Currently viewing the tag: "food chain"
What's That Bug? does not endorse extermination

What’s eating the cricket?
This was taken earlier this evening with the night photography feature on my camera. What is this? Thanks. Love your web site.
Cathey

Hi Cathey,
There are several very similar looking Assassin Bugs in the genus Rasahus that are collectively known as the Orange Spotted Assassin Bugs. One species, Rasahus thoracicus, is also known as a Western Corsair. Sadly you did not provide us with a location which might have helped with the exact species.

What's That Bug? does not endorse extermination

PRAYING or PREYING MANTIS IN OUR CONNECTICUT GARDEN (9-5-07)
Hello Daniel,
I hope this email reaches you. My first attempt failed, according to message received from my carrier, "due to an unexpected disconnection from service. Yes, I know you have praying mantis pictures posted on your site but perhaps these will be of use to you as well.

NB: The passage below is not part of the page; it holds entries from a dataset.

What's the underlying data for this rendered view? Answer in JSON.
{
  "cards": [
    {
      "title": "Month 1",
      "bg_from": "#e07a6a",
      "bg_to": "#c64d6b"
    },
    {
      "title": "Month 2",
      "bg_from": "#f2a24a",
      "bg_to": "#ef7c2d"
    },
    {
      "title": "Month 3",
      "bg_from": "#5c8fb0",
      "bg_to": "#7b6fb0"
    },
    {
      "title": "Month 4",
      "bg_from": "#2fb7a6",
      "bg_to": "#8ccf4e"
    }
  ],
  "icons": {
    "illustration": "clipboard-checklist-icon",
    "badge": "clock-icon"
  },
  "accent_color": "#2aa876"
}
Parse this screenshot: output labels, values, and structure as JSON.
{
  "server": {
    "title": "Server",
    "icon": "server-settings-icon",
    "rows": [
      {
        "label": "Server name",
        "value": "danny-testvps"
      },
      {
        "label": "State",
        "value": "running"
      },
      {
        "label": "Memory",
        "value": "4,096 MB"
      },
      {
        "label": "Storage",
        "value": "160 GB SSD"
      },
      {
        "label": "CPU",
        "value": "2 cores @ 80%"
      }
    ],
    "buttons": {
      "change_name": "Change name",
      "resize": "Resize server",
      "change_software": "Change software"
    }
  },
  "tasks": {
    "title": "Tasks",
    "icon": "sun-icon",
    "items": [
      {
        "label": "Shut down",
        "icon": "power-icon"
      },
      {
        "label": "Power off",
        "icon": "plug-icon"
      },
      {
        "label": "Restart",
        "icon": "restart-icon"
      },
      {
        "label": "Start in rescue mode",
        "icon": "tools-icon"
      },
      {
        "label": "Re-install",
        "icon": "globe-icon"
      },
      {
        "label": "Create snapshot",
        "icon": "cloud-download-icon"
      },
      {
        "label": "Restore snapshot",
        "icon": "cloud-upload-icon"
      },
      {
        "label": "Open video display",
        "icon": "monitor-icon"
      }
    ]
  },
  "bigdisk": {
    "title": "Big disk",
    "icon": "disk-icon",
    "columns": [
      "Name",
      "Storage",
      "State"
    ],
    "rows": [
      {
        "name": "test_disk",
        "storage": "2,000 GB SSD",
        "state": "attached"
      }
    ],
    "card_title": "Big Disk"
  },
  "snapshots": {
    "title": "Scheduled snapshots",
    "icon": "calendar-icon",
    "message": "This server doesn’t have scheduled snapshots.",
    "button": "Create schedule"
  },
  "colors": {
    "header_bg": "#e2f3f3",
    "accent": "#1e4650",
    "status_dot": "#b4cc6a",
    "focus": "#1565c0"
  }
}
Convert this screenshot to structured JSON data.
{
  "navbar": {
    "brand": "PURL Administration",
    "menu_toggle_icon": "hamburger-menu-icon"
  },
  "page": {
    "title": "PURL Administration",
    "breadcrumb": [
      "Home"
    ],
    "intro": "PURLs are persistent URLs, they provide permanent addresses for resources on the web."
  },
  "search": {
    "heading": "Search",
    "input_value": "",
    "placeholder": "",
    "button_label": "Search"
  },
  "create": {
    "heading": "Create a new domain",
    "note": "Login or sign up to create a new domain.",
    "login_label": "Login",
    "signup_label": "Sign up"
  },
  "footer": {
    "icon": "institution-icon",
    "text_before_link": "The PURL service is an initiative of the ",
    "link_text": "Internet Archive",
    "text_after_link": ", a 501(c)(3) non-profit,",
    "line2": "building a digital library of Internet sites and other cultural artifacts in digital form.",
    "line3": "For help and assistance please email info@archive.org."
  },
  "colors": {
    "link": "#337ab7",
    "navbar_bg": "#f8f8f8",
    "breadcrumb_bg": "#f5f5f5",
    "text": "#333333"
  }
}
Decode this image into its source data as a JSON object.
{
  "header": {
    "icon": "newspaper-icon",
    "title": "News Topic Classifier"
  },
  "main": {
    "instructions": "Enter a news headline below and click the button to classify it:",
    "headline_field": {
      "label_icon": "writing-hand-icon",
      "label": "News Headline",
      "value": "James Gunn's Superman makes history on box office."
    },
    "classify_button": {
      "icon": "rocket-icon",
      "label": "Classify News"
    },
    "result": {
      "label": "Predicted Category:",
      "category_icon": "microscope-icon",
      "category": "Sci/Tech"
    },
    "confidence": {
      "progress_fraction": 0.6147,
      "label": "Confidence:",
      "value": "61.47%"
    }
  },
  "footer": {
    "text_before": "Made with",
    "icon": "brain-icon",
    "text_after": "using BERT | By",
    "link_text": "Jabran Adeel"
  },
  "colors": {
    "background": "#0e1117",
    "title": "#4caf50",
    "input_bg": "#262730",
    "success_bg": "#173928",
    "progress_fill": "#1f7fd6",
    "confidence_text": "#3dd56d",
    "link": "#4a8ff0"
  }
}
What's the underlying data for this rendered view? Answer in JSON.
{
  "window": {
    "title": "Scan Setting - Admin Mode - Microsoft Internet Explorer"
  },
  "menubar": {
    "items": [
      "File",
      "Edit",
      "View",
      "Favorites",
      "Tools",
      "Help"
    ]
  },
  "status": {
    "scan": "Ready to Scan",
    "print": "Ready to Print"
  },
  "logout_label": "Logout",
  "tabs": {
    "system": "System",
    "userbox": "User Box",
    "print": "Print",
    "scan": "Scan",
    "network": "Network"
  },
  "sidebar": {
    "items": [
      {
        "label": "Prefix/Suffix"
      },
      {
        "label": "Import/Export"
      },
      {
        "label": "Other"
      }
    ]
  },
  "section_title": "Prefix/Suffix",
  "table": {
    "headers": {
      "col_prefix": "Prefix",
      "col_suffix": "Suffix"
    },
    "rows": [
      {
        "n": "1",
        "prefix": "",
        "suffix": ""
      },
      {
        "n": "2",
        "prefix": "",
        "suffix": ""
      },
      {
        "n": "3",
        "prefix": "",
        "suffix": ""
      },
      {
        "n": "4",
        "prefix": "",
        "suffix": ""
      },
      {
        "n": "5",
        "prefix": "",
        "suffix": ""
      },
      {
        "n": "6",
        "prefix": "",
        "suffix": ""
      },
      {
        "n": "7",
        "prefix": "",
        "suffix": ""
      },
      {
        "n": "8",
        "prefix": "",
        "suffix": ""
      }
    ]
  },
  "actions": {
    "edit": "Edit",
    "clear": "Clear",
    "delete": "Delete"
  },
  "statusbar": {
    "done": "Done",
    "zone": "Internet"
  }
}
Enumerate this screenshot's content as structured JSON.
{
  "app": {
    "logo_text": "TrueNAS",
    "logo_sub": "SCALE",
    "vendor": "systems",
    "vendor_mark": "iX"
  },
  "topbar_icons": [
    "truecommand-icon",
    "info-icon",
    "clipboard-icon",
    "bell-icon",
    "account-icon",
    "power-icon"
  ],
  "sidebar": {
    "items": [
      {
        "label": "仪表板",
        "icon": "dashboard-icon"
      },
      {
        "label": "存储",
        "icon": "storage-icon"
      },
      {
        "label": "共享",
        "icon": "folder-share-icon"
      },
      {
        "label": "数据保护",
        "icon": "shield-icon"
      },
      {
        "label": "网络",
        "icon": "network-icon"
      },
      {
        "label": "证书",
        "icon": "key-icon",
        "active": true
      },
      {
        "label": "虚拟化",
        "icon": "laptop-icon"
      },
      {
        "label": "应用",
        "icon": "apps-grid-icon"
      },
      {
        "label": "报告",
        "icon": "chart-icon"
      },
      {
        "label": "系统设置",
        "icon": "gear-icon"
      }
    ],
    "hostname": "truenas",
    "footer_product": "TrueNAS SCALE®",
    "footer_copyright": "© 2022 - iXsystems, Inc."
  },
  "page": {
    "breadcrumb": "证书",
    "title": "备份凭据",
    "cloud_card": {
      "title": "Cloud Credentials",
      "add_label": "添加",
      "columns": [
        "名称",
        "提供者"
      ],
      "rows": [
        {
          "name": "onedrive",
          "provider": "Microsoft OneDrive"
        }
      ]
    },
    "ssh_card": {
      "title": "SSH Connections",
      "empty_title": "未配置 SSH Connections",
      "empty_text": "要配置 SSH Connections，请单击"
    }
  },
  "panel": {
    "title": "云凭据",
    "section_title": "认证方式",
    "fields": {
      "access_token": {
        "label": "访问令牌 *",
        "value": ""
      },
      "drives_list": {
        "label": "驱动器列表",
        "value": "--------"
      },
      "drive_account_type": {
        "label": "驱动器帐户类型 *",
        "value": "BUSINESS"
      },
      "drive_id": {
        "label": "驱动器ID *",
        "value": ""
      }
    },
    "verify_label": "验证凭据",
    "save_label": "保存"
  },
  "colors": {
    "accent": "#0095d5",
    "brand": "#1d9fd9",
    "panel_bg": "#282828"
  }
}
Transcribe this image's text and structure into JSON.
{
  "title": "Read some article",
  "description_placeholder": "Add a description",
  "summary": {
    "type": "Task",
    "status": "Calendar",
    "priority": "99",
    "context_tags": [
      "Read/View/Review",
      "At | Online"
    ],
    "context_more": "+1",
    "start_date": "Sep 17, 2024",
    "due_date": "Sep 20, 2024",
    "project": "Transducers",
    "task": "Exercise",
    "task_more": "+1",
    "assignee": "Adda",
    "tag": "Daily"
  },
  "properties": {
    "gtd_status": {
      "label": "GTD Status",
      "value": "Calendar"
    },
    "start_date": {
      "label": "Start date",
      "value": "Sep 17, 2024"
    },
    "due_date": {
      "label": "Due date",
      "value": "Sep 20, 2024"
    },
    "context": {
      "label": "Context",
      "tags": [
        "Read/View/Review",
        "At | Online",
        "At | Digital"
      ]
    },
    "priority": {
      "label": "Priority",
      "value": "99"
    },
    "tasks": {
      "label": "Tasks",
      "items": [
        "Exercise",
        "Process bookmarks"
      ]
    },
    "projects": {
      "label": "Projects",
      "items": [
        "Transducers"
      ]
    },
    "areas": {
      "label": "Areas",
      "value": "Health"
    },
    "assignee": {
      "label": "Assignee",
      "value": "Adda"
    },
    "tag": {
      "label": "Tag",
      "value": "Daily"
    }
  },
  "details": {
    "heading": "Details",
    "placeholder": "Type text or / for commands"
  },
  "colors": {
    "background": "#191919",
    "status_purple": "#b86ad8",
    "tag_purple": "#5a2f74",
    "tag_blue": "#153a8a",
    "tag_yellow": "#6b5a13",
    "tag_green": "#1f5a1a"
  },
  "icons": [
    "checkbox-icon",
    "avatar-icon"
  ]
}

On September 1st I commented, to my husband, that I’d yet to find a praying mantis to "shoot" for my photo collection of insects. On September 2nd, we were host to a tremendous monarch butterfly convention. Perhaps we are on a flyway here in Connecticut? They were swarming about our Joe Pie weed and having a great time. I suddenly noticed that one of the revelers was, apparently, "stuck" in the flowers. It was behaving as if engaged in a battle. Upon closer examination, I discovered the truth. A battle to the death. Just look at the "arms" of the praying mantis . . . "all the better to hug you with, my dear. I’m wondering; can you tell if our ravenous praying mantis is a female or male? The creature is still here, well-disguised as a Joe Pie weed branch, waiting for another victim, but our monarchs seem to be gone. From Connecticut, would they travel to Mexico, California or Florida to spend the winter? Thanks for providing such a marvelous site for those of us fascinated by the insects found in our gardens. One does not have to travel far, as I have found, for great adventure!
Susan B. Naumann

Hi Susan,
What a marvelous Food Chain documentation. Your Chinese Mantis might be a male, but we cannot be certain. Your Monarchs would not winter in California but the Oyamel Fir forests of Mexico’s Transverse Volcanic Belt.

What's That Bug? does not endorse extermination

After going to your website after my first experience with the Cicada Killer( at the time, I had no idea what it was), I thought I would share a pic with you. Thanks for having your website and solving my "mystery". Many thanks,
Mike and Kathy
Oxford Florida

Hi Mike and Kathy,
We just recently removed the Cicada Killer from our homepage since identification requests, which peaked in July, had dwindled. Looks like your robust female Cicada Killer has nabbed a Dog Day Harvestfly for her brood’s meal.

What's That Bug? does not endorse extermination

Green Lynx Spider
I was told this is a green lynx spider, and thought you might enjoy these photos I took of one on my passion vine.

What a wonderful addition to our Food Chain pages: a Green Lynx Spider feeding on a Gulf Fritillary.

What's That Bug? does not endorse extermination

Large green caterpillar
Hi,
I just found this large catterpillar hanging from a tree and was wondering what it was. I found it hanging in what I think was a eurpean buckthorn tree in the Oak Ridge’s Morraine, Clarington, Ontario, Canada. It was at the edge of a forest with bitternut hickory trees, swamp oak, white oak, red oak, pines, maple, silver birch, butternut, hawthorn, yellow beech and a wide variety of plants. I’m curious about what it is and will turn into! It seems to be quite close to changing into a chrysalis, it was hanging upside down and not moving when I found it. It’s very inactive.
Stella

Hi Stella,
The good news is we can identify your Cecropia Moth Caterpillar. The bad news is that it will not live to adulthood. The orange, yellow and blue tubercles are typical caterpillar markings, but the white nodules with the brown spots are a sign the caterpillar has been parasitized, probably by a Brachonid Wasp. These pupa look much smaller than the Brachonid Pupa we sometimes see on Sphingidae caterpillars and Saddleback Caterpillars, so they must be a different species. We will try to contact Bill Oehlke to see if he can tell us what species of Brachonid parasitizes Cecropia Caterpillars.

What's That Bug? does not endorse extermination

Crab Spider feasts on Pipevine Swallowtail.
Hi again bugman,
I thought I would share with you another image taken the same day as the puddling pipevine swallowtails I sent in, this one of a crab spider enjoying its pipevine swallowtail lunch. Hope you enjoy it!!! Keep up the great work
Michael

Hi Michael,
We have never seen documentation of a Crab Spider with such a huge catch. It is a wonder the spider managed to hold onto that Pipevine Swallowtail. Thanks for sending us another image from the Great Smoky Mountains National Park near Gatlinburg, Tennessee.

What's That Bug? does not endorse extermination